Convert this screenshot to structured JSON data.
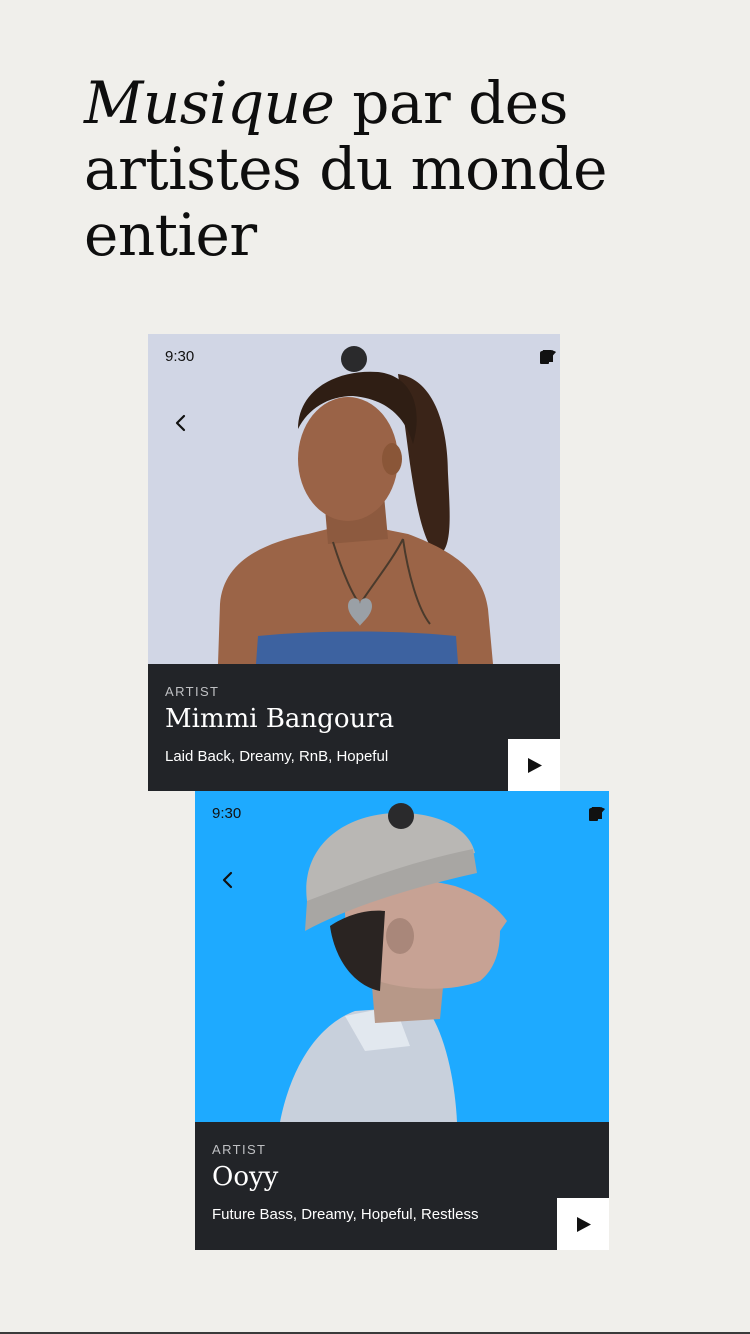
{
  "headline": {
    "italic": "Musique",
    "rest": " par des artistes du monde entier"
  },
  "cards": [
    {
      "time": "9:30",
      "label": "ARTIST",
      "name": "Mimmi Bangoura",
      "tags": "Laid Back, Dreamy, RnB, Hopeful",
      "background": "#d1d6e5"
    },
    {
      "time": "9:30",
      "label": "ARTIST",
      "name": "Ooyy",
      "tags": "Future Bass, Dreamy, Hopeful, Restless",
      "background": "#1eaaff"
    }
  ],
  "colors": {
    "page_bg": "#f0efeb",
    "panel_bg": "#222428",
    "play_bg": "#ffffff"
  },
  "icons": [
    "wifi-icon",
    "signal-icon",
    "battery-icon",
    "back-arrow-icon",
    "play-icon"
  ]
}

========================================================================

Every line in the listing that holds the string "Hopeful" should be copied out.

* Written solution:
      "tags": "Laid Back, Dreamy, RnB, Hopeful",
      "tags": "Future Bass, Dreamy, Hopeful, Restless",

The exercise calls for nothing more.